§ Exercise goal:
Among the records, which lines hold the word "long"? Pick them out.

Given data START

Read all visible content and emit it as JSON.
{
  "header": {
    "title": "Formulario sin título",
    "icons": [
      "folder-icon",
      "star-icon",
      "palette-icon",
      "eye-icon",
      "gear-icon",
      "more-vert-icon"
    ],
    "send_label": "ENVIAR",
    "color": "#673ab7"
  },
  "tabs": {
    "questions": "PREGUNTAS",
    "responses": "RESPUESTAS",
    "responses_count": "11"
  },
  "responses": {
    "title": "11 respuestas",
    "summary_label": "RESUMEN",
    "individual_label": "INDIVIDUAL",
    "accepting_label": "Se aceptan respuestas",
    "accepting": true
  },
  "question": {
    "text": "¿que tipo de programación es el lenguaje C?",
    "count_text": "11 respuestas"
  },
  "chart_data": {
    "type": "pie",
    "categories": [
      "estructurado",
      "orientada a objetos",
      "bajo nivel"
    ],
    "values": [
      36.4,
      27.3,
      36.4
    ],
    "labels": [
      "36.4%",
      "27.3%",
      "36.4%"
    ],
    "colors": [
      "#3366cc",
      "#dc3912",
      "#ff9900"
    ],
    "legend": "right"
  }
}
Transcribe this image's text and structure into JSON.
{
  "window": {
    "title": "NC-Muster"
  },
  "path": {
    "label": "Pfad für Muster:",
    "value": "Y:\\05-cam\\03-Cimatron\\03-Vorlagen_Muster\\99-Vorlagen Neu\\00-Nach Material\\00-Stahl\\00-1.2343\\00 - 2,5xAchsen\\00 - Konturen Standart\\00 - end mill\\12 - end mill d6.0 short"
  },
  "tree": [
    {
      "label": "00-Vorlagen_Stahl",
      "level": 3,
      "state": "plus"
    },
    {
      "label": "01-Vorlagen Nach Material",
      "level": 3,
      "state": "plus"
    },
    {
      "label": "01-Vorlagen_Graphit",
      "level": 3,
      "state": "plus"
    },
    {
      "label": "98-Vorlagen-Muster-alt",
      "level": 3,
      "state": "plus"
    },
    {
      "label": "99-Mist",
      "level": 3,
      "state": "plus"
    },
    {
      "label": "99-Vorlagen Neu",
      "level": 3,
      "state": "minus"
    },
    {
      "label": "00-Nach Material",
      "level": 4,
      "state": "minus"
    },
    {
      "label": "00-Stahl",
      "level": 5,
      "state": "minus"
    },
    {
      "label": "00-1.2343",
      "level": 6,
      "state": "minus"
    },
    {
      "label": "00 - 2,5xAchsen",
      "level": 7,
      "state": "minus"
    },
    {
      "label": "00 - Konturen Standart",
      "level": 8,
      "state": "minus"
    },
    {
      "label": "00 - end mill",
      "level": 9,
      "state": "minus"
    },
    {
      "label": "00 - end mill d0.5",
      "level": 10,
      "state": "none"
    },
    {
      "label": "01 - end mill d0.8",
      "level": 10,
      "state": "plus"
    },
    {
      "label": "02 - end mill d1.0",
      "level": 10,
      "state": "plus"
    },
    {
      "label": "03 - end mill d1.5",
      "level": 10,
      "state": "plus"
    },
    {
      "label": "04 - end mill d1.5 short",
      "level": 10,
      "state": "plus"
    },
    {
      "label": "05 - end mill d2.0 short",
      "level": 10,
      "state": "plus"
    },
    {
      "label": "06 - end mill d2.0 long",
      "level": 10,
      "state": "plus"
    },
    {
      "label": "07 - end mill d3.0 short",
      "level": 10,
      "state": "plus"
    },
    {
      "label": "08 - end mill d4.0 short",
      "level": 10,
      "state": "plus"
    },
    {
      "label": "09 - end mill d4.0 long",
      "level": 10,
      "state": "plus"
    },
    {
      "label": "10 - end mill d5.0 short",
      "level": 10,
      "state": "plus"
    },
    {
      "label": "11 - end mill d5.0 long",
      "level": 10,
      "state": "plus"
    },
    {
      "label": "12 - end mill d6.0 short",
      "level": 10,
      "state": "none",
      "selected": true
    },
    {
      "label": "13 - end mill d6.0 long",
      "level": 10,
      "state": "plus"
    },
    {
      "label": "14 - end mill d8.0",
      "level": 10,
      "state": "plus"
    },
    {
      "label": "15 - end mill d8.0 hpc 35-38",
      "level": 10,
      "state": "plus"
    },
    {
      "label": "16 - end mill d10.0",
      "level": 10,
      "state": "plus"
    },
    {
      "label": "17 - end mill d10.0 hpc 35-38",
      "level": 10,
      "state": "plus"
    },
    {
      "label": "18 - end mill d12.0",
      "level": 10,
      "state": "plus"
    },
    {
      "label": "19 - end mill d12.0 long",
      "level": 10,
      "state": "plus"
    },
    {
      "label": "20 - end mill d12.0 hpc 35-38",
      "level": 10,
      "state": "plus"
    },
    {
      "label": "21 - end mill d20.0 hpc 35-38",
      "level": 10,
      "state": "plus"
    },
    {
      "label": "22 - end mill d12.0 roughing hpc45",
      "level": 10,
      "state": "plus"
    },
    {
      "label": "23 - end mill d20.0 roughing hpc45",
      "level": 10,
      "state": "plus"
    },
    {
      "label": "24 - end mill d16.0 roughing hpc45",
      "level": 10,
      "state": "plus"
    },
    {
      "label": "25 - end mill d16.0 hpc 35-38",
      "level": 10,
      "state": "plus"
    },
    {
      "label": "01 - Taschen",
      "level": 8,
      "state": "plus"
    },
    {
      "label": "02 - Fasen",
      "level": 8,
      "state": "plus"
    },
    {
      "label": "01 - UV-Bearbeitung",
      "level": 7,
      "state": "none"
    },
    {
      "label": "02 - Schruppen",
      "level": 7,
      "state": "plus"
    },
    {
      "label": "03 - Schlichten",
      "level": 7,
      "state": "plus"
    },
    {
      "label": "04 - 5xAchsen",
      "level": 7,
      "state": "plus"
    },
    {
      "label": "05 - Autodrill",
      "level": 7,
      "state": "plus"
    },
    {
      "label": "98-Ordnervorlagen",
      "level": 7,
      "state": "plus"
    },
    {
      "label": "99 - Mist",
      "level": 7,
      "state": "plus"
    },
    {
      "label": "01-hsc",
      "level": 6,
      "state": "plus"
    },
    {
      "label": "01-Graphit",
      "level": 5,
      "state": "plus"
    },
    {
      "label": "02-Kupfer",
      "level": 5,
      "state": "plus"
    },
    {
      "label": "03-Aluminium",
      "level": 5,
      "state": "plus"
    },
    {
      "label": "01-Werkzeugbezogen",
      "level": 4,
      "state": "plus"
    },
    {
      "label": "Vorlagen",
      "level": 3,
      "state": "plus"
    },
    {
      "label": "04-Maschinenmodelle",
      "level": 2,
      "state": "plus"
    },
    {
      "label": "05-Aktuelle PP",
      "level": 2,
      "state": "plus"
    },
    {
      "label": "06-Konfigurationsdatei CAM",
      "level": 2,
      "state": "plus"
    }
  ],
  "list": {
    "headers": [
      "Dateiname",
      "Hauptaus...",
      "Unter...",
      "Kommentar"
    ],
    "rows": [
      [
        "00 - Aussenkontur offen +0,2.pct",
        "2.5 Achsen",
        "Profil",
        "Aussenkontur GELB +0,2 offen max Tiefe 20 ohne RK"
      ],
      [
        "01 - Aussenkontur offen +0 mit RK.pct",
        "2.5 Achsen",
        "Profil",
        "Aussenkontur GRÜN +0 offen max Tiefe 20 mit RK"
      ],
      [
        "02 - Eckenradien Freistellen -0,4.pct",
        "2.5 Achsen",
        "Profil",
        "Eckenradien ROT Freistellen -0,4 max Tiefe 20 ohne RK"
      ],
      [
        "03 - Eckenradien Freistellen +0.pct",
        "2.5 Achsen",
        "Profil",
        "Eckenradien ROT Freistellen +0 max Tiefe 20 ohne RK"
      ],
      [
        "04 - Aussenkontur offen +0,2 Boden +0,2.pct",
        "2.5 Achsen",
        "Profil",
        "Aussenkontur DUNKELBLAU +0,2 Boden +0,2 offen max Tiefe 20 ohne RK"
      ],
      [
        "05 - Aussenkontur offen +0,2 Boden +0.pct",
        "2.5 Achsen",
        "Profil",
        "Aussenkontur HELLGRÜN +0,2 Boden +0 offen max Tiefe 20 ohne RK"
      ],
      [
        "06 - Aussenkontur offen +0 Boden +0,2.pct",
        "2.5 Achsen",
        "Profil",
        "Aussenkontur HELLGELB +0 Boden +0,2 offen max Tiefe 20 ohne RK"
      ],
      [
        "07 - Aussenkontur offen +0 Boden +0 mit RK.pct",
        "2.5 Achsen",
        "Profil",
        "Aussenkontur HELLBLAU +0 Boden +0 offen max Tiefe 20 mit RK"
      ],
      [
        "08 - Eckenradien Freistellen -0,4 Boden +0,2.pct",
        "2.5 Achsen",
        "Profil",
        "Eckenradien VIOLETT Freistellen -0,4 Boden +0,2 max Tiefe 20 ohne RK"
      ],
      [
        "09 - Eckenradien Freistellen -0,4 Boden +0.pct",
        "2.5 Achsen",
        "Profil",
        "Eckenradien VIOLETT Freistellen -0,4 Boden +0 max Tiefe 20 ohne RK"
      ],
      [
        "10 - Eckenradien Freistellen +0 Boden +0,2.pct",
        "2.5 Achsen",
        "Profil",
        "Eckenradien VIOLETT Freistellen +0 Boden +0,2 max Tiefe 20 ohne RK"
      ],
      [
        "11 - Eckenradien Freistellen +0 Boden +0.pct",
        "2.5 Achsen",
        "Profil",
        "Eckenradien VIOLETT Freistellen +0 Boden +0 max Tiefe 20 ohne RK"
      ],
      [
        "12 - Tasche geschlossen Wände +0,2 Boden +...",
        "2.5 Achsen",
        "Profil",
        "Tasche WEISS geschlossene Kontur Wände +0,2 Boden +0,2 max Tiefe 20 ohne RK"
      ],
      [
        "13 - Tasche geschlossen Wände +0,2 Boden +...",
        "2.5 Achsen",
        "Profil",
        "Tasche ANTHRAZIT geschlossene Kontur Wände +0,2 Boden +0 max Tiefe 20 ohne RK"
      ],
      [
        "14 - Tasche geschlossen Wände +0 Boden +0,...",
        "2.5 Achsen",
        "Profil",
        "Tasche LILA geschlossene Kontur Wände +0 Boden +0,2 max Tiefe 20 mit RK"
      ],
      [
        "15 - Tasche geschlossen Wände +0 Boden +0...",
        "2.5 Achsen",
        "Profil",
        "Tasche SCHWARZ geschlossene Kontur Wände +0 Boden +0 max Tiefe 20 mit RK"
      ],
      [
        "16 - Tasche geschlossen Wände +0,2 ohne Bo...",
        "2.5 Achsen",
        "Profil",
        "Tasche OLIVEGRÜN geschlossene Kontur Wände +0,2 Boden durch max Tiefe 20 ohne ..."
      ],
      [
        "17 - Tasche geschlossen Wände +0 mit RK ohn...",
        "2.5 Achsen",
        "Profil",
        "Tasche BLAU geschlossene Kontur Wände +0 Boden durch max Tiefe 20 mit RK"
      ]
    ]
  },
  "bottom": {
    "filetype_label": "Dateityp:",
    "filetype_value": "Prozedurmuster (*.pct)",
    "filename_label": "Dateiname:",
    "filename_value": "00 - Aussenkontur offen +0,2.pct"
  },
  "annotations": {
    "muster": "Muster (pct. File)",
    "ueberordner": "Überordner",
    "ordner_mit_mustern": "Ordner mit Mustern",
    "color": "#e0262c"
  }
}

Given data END

§ Finished task:
      "label": "06 - end mill d2.0 long",
      "label": "09 - end mill d4.0 long",
      "label": "11 - end mill d5.0 long",
      "label": "13 - end mill d6.0 long",
      "label": "19 - end mill d12.0 long",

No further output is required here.